ABC vs. HIV | Christians back abstinence-fidelity plan against deadly virus. (March 10, 2003)
Jerry Thacker: Politics Muddies Fight Against AIDS | The politics of homosexuality has made it easier to battle the disease in foreign countries than domestically, says a former nominee to the Presidential Advisory Council on HIV and AIDS. (Feb. 07, 2003)
Bono's American Prayer | The world's biggest rock star tours the heartland, talking more openly about his faith as he recruits Christians in the fight against AIDS in Africa. (Feb. 21, 2003)
Killing a Pandemic | The church may be best equipped to deal HIV/AIDS a crippling blow. (Nov. 18, 2002)
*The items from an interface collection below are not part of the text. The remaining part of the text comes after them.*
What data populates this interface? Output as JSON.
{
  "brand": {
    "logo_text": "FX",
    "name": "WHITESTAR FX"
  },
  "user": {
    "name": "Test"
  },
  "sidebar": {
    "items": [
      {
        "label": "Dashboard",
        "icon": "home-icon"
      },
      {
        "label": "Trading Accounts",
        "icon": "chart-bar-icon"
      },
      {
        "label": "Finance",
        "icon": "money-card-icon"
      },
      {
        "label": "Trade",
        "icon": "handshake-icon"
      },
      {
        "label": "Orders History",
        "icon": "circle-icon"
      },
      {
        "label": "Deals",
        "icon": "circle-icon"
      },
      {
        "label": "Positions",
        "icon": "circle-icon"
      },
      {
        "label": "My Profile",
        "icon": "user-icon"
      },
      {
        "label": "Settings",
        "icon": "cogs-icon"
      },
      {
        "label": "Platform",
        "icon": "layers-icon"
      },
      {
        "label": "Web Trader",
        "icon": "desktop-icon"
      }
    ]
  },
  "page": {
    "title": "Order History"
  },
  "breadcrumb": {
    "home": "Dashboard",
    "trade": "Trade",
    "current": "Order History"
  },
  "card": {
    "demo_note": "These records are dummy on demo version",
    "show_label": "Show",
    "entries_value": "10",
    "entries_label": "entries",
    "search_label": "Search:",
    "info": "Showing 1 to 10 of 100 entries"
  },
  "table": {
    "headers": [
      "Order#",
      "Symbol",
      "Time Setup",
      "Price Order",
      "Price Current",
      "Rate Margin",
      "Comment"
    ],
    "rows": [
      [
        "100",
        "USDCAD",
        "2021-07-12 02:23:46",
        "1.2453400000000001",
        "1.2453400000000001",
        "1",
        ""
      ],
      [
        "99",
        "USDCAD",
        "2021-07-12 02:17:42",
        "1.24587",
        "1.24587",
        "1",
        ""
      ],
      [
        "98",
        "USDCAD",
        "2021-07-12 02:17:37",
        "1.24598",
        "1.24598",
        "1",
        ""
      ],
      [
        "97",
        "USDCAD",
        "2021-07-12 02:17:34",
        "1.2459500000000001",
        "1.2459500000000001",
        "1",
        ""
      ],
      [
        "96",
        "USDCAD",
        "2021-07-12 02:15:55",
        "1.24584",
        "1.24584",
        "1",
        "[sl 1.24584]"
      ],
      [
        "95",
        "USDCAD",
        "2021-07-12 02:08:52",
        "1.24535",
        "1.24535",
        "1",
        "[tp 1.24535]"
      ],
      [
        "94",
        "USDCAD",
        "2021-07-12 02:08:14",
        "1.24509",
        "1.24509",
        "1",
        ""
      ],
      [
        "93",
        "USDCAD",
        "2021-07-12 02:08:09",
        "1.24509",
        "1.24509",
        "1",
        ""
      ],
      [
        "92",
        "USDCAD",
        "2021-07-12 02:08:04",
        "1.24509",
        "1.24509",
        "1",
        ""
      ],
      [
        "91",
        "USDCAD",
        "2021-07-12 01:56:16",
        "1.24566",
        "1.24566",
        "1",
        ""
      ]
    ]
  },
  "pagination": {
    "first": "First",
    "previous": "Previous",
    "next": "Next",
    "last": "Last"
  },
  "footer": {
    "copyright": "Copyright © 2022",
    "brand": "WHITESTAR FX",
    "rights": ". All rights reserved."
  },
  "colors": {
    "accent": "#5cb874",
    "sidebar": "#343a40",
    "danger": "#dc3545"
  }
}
AIDS 'Apathy' Campaign Debuts | Yet Christian leaders say stigma, not neglect, is the bigger problem. (Aug. 28, 2002)
U.S. Blacks Preach Abstinence Gospel | Mission workers testify that Christ helps control sexual urges. (March 27, 2002)
Mercy Impaired | Let's shock the world by reversing our apathy toward African sufferers. (September 27, 2001)
Kenyan President Suggests Hanging for 'Knowingly' Infecting Others with AIDS | Church organizations criticize use of capital punishment as solution to epidemic. (July 19, 2001)
Dying Alone | Baptist women seek out and care for ashamed, abandoned AIDS patients. (June 15, 2001)
Few to Receive Generic AIDS Medicines | Pharmaceutical companies drop suit against South Africa, but problems remain. (May 18, 2001)
Zambia's Churches Win Fight Against Anti-AIDS Ads | Church leaders are concerned that condom promotion encourages promiscuity. (Jan. 12, 2001)
Mandela, De Klerk, and Tutu Join to Fight AIDS | South Africa's men of peace call for end of silence and stigmatization. (Dec. 14, 2000)
Speaking with Action Against AIDS | A report from the Thirteenth International AIDS Conference. (July 19, 2000)
'Have We Become Too Busy With Death?' | As 4,900 people die each day from AIDS, African Christians are faced with the question. (Feb. 4, 2000)
'Sexual Revolution' Speeds Spread of HIV Among Africans | An interview with World Relief's Debbie Dortzbach. (Feb. 4, 2000)
Books & Culture Corner: An Open Letter to the U. S. Black Religious, Intellectual, and Political Leadership Regarding AIDS and the Sexual Holocaust in Africa (Jan. 24, 2000)